== Segment start ==
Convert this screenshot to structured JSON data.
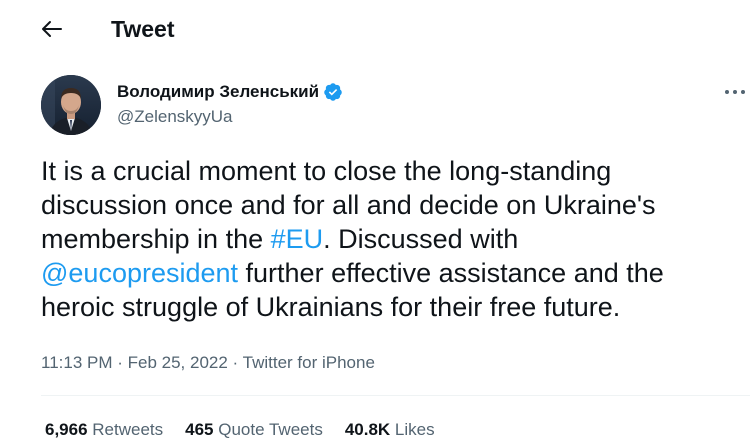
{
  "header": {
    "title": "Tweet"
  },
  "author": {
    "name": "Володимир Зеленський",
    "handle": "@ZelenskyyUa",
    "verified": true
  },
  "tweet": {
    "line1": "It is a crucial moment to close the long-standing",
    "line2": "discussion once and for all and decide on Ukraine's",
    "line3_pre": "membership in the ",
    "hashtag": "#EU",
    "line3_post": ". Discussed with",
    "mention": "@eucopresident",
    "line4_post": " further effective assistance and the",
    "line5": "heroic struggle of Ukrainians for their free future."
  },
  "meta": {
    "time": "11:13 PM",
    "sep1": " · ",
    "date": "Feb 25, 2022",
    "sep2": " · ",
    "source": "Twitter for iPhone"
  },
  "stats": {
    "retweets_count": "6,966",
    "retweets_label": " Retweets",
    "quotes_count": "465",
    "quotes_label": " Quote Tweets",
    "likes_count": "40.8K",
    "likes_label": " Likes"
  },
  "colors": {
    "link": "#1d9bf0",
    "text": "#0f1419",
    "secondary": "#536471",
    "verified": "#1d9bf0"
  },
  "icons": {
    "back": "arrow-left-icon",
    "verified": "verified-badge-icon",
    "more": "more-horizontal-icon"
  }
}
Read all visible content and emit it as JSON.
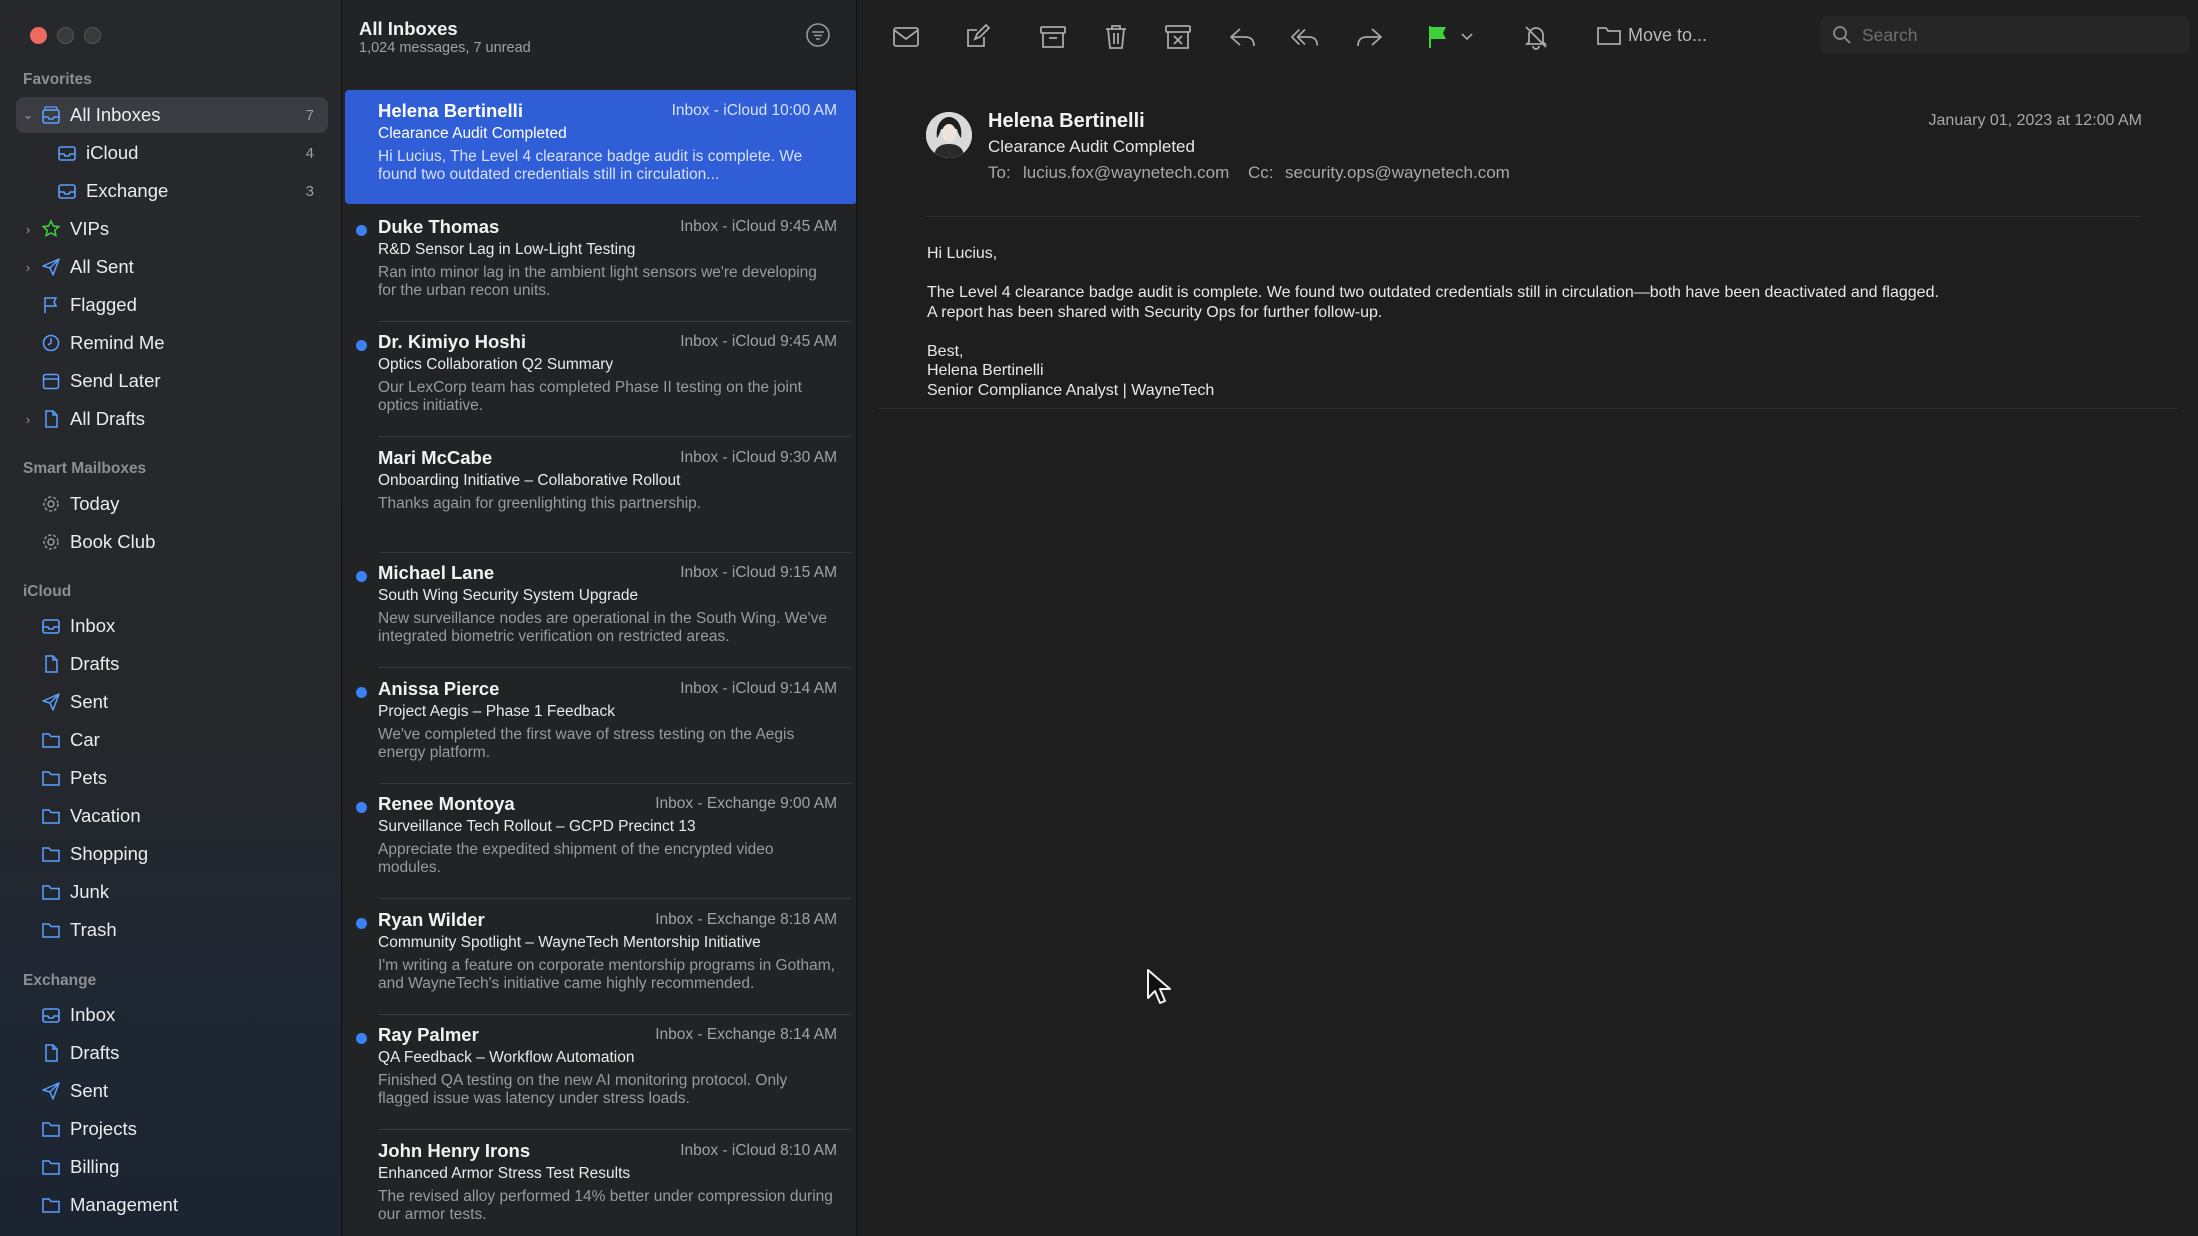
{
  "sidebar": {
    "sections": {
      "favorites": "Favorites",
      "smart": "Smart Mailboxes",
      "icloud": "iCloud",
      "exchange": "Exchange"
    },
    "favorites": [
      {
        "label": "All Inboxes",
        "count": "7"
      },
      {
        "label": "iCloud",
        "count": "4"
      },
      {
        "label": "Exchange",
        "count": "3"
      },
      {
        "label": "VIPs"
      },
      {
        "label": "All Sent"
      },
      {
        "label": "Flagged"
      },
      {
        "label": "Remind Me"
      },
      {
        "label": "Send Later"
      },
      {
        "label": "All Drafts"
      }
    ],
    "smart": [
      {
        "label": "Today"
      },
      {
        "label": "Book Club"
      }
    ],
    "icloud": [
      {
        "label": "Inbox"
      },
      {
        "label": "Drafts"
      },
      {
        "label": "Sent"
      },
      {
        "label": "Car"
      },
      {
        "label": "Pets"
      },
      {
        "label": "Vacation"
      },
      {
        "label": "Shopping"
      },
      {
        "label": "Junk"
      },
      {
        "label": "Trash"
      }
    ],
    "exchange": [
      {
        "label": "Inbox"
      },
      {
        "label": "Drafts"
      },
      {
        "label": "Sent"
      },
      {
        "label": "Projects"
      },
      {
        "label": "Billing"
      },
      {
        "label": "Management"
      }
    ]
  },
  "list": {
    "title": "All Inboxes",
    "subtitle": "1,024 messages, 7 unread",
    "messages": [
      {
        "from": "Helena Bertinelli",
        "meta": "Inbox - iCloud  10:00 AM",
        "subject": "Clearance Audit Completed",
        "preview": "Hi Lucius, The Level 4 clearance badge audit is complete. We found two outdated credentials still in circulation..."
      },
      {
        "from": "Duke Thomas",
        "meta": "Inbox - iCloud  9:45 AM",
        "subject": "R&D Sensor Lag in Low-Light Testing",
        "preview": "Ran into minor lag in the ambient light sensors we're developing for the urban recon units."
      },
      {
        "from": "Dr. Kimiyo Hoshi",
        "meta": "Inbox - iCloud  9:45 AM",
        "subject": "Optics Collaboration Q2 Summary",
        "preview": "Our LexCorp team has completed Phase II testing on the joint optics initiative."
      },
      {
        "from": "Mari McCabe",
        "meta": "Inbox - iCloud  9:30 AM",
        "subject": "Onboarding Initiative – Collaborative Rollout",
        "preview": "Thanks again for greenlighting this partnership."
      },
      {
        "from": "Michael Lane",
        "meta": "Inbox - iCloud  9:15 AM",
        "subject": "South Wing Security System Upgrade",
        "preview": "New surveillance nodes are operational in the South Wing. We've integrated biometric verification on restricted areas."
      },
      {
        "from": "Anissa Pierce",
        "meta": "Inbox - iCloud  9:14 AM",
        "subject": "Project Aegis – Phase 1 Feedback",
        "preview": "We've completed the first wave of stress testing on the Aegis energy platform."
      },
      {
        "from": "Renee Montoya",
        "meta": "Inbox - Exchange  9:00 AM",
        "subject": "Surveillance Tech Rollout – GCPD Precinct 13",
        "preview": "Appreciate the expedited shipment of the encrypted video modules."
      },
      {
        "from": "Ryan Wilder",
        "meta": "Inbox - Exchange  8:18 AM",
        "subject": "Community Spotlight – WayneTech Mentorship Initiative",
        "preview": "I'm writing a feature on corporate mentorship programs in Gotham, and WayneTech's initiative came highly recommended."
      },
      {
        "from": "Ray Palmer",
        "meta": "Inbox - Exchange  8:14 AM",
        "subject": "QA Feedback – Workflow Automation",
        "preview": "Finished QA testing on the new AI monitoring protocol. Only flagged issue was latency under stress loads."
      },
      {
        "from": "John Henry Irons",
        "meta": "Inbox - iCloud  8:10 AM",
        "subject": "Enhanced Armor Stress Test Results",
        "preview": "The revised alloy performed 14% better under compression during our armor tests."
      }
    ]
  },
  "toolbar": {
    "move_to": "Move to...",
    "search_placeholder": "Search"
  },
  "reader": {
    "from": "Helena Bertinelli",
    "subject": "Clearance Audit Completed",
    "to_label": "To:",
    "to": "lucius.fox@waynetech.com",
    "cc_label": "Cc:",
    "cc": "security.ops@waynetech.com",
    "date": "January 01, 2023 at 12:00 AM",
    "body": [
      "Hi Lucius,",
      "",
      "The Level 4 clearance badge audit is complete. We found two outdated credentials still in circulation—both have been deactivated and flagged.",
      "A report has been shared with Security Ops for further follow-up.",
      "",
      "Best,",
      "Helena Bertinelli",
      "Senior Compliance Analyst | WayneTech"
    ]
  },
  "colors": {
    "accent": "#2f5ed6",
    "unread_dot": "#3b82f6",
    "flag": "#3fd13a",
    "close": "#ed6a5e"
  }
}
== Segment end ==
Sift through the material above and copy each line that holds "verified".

Solved exercise:
    "verified": true
    "verified": "#1d9bf0"
    "verified": "verified-badge-icon",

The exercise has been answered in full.